--- Provided records Enclosed Below ---

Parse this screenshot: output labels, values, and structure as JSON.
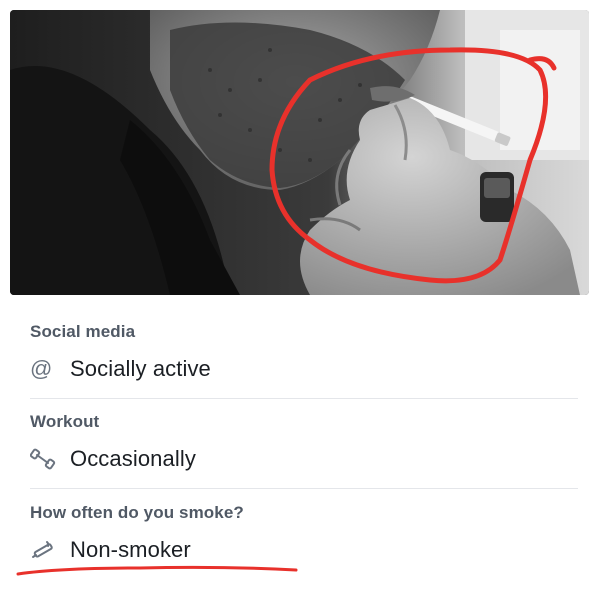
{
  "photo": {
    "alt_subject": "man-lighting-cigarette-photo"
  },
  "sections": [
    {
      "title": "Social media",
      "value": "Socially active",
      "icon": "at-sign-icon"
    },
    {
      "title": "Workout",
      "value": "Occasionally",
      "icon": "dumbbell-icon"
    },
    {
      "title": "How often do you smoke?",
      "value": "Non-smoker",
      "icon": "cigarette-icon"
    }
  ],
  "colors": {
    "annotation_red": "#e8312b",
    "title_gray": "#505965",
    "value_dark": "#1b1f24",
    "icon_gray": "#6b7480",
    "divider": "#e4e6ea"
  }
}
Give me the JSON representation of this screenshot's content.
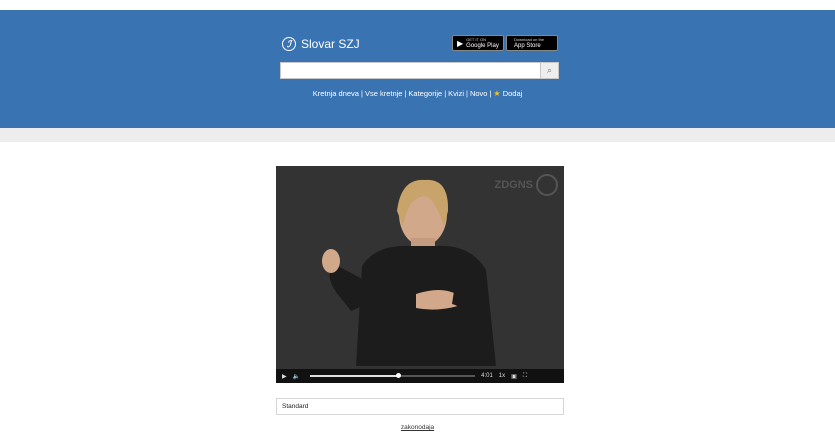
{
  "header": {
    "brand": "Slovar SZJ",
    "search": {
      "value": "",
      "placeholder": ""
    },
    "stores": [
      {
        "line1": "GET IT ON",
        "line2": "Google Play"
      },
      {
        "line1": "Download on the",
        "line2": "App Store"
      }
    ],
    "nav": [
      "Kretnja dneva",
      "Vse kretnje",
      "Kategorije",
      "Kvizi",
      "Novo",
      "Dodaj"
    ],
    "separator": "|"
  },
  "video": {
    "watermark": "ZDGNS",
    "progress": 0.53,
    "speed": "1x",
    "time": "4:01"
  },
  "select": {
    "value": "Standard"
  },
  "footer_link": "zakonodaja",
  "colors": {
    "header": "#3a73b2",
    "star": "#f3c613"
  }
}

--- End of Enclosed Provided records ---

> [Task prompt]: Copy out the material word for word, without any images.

> [Written solution]:
Parse this screenshot: output labels, values, and structure as JSON.
{
  "photo": {
    "alt_subject": "man-lighting-cigarette-photo"
  },
  "sections": [
    {
      "title": "Social media",
      "value": "Socially active",
      "icon": "at-sign-icon"
    },
    {
      "title": "Workout",
      "value": "Occasionally",
      "icon": "dumbbell-icon"
    },
    {
      "title": "How often do you smoke?",
      "value": "Non-smoker",
      "icon": "cigarette-icon"
    }
  ],
  "colors": {
    "annotation_red": "#e8312b",
    "title_gray": "#505965",
    "value_dark": "#1b1f24",
    "icon_gray": "#6b7480",
    "divider": "#e4e6ea"
  }
}
Give me the JSON representation of this screenshot's content.
{
  "header": {
    "brand": "Slovar SZJ",
    "search": {
      "value": "",
      "placeholder": ""
    },
    "stores": [
      {
        "line1": "GET IT ON",
        "line2": "Google Play"
      },
      {
        "line1": "Download on the",
        "line2": "App Store"
      }
    ],
    "nav": [
      "Kretnja dneva",
      "Vse kretnje",
      "Kategorije",
      "Kvizi",
      "Novo",
      "Dodaj"
    ],
    "separator": "|"
  },
  "video": {
    "watermark": "ZDGNS",
    "progress": 0.53,
    "speed": "1x",
    "time": "4:01"
  },
  "select": {
    "value": "Standard"
  },
  "footer_link": "zakonodaja",
  "colors": {
    "header": "#3a73b2",
    "star": "#f3c613"
  }
}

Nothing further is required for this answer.